(Stored data entries)
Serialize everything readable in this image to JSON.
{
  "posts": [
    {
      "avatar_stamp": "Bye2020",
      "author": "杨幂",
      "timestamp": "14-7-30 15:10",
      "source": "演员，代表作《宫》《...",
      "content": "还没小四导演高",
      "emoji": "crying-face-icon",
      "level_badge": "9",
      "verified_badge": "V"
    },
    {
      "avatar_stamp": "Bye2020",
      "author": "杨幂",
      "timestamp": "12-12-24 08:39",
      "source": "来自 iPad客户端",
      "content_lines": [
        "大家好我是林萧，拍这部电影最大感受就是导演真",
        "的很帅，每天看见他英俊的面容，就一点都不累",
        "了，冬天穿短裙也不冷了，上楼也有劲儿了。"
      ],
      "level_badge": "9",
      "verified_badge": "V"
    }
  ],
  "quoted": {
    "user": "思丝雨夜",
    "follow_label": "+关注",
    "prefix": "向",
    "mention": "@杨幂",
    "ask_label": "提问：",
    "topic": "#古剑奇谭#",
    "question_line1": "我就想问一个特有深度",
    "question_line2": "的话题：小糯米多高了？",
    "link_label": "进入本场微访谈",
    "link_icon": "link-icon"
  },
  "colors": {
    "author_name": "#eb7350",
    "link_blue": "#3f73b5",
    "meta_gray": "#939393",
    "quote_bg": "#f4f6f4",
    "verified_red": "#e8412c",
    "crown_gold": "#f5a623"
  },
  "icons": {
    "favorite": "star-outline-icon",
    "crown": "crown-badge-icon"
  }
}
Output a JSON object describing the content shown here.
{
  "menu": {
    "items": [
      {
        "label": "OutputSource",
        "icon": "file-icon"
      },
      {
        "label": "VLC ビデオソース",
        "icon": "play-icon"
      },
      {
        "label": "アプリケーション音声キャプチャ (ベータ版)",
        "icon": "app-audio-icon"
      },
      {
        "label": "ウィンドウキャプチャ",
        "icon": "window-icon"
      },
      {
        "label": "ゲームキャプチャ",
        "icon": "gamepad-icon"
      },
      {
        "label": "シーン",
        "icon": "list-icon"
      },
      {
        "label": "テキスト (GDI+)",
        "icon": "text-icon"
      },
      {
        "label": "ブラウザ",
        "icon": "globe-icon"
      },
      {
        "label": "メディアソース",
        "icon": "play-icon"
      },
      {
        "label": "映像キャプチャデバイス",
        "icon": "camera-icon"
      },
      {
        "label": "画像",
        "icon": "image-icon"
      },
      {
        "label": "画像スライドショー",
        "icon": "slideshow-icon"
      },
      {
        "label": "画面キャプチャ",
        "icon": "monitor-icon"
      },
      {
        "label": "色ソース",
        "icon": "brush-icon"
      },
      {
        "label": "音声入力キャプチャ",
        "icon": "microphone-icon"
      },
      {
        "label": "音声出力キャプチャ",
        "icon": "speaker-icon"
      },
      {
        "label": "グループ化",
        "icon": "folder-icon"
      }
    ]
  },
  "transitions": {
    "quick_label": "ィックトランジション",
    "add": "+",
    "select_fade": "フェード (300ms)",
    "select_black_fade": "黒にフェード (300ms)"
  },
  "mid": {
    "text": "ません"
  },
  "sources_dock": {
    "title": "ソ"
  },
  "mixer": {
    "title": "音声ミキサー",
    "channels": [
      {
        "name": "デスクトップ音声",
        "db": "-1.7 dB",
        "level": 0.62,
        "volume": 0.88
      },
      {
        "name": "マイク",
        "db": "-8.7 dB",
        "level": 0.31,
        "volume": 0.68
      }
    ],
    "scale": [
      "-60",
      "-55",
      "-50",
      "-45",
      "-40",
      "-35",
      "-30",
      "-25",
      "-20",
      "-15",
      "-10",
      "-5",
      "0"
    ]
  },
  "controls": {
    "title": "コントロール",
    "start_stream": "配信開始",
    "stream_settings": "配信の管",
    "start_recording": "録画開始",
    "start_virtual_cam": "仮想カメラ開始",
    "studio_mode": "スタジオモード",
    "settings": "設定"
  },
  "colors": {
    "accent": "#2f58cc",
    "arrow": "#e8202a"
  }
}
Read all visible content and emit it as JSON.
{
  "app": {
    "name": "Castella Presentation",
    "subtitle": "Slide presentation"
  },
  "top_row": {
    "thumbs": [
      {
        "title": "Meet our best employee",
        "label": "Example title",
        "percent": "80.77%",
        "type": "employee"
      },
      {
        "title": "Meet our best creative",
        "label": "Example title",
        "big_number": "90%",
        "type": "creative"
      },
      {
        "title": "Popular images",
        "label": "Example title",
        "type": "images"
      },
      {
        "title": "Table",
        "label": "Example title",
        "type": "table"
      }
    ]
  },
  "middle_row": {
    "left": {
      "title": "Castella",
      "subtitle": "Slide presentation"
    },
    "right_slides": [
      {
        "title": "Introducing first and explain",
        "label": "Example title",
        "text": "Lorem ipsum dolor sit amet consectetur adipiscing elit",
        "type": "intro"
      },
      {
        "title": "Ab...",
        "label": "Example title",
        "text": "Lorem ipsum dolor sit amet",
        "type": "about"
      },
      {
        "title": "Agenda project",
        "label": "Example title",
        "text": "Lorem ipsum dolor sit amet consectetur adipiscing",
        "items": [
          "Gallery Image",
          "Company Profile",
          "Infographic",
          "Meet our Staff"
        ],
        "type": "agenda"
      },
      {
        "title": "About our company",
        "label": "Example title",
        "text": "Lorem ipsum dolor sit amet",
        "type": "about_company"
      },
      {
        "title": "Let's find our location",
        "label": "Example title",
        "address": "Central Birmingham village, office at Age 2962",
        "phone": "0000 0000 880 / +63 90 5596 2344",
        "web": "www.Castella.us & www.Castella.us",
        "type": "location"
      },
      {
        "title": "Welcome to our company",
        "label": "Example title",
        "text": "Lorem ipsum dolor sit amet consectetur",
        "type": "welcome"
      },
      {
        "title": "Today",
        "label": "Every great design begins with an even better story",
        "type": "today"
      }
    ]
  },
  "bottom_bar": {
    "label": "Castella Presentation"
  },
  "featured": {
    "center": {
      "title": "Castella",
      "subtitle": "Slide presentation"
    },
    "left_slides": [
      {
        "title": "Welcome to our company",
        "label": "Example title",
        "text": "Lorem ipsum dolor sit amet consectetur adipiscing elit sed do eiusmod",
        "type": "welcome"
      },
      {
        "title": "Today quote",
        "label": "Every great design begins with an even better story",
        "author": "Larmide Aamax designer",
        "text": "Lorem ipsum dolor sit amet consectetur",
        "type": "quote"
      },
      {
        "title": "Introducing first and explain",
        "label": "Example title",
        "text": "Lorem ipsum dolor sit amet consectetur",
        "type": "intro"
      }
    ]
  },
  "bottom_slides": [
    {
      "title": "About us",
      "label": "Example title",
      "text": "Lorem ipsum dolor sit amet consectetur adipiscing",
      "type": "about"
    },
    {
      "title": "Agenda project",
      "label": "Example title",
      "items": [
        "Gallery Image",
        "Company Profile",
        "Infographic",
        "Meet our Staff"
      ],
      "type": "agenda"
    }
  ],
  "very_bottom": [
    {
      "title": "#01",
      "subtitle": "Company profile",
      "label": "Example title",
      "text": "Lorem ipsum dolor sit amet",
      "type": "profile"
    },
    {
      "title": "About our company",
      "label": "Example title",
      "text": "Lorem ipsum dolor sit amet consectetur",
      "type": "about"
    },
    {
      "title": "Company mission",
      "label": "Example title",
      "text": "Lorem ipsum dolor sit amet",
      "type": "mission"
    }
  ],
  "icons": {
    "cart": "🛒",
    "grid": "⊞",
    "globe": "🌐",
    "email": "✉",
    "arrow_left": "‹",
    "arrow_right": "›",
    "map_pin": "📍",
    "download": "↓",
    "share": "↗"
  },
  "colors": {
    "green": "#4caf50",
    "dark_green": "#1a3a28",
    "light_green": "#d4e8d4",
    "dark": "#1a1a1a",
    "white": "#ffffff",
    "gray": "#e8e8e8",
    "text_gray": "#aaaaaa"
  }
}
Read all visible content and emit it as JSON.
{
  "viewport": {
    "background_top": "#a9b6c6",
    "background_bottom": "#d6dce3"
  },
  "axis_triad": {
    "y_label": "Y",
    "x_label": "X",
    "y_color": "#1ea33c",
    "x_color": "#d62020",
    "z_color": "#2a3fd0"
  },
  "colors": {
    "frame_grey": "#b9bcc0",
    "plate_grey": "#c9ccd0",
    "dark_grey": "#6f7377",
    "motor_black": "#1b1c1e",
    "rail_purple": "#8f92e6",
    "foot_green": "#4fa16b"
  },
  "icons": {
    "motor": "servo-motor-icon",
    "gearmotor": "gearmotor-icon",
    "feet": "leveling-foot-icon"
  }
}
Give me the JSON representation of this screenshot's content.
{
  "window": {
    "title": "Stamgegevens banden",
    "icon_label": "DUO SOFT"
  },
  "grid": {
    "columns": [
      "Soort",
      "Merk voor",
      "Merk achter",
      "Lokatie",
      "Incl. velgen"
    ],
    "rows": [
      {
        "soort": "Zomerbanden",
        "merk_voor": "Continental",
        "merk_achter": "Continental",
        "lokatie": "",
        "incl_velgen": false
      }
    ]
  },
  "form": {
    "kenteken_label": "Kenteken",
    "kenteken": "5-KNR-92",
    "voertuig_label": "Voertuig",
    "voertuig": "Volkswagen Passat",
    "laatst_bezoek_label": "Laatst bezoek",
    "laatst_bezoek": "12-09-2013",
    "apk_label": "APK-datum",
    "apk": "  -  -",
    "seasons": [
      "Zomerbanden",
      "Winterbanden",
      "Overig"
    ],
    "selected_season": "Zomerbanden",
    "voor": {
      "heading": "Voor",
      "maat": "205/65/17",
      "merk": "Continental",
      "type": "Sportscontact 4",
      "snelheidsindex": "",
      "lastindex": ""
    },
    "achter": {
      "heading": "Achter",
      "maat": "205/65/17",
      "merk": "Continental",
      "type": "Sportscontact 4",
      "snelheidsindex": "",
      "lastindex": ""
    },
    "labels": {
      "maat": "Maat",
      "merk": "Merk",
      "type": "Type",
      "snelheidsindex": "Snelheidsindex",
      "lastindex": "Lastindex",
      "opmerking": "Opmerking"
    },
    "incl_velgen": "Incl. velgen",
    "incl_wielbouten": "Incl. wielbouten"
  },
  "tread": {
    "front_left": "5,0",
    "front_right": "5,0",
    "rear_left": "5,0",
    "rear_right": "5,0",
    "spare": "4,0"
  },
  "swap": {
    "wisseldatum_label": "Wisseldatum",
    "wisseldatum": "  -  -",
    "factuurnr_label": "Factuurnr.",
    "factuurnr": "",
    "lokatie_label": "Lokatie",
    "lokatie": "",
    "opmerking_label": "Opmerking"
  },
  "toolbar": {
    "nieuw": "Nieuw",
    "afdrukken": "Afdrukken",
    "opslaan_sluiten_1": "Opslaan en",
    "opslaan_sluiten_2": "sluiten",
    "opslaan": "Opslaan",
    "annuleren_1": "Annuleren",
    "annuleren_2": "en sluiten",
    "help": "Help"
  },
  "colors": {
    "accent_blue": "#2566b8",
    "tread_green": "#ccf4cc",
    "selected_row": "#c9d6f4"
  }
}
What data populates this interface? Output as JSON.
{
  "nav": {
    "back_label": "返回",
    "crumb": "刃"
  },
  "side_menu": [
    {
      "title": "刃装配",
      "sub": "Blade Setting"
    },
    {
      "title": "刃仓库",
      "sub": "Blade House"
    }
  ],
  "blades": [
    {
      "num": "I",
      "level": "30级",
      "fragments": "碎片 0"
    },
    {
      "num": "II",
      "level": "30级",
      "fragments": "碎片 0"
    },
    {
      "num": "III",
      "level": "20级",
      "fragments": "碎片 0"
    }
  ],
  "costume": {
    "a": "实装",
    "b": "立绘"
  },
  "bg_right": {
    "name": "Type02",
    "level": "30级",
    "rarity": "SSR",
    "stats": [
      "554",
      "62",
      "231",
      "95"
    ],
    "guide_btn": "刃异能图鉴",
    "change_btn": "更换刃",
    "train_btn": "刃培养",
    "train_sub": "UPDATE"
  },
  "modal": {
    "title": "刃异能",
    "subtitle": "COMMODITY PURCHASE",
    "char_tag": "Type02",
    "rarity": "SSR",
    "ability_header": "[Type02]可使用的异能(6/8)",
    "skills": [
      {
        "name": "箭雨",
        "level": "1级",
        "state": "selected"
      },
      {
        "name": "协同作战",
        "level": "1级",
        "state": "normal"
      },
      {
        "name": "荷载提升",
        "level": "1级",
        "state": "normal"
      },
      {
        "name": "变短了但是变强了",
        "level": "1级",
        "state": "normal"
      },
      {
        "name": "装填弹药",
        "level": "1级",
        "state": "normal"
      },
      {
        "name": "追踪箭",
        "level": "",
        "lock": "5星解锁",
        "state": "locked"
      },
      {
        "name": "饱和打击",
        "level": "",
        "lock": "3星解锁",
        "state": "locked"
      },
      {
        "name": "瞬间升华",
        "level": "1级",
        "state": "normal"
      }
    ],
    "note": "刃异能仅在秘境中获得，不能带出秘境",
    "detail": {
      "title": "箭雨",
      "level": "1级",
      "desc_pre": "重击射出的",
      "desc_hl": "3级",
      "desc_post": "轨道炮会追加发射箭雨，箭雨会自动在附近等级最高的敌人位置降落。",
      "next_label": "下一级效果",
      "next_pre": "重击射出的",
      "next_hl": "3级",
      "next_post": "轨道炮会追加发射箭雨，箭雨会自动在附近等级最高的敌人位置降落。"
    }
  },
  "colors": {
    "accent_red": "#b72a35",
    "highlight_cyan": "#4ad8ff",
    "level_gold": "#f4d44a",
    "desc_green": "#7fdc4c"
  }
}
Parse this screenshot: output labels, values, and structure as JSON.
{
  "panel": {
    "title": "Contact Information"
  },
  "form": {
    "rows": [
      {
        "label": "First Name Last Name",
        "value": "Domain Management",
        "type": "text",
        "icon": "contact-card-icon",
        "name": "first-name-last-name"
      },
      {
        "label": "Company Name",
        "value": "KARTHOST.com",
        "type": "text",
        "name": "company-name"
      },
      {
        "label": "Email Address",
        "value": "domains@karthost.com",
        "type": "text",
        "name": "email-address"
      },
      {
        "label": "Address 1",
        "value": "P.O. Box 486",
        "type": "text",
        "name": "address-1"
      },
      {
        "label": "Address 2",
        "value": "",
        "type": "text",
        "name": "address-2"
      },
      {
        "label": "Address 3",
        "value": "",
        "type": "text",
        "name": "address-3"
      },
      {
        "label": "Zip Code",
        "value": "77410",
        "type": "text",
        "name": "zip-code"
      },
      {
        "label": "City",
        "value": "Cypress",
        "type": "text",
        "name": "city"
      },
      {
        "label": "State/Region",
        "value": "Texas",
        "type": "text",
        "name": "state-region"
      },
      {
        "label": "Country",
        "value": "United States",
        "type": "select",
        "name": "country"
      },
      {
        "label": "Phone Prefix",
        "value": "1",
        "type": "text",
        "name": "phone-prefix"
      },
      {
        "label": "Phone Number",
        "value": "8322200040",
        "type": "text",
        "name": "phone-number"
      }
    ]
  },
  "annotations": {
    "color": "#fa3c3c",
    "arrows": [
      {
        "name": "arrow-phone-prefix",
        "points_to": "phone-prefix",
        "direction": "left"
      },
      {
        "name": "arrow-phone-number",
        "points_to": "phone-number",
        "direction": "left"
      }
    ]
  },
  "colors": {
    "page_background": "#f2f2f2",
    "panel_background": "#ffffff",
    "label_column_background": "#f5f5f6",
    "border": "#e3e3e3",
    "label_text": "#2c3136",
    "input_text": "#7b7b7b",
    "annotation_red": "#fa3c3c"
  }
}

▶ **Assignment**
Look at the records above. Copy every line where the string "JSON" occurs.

▶ **Reply**
Serialize everything readable in this image to JSON.
Output a JSON object describing the content shown here.
Read all visible content and emit it as JSON.
Read all visible content and emit it as JSON.
Give me the JSON representation of this screenshot's content.
What data populates this interface? Output as JSON.
Parse this screenshot: output labels, values, and structure as JSON.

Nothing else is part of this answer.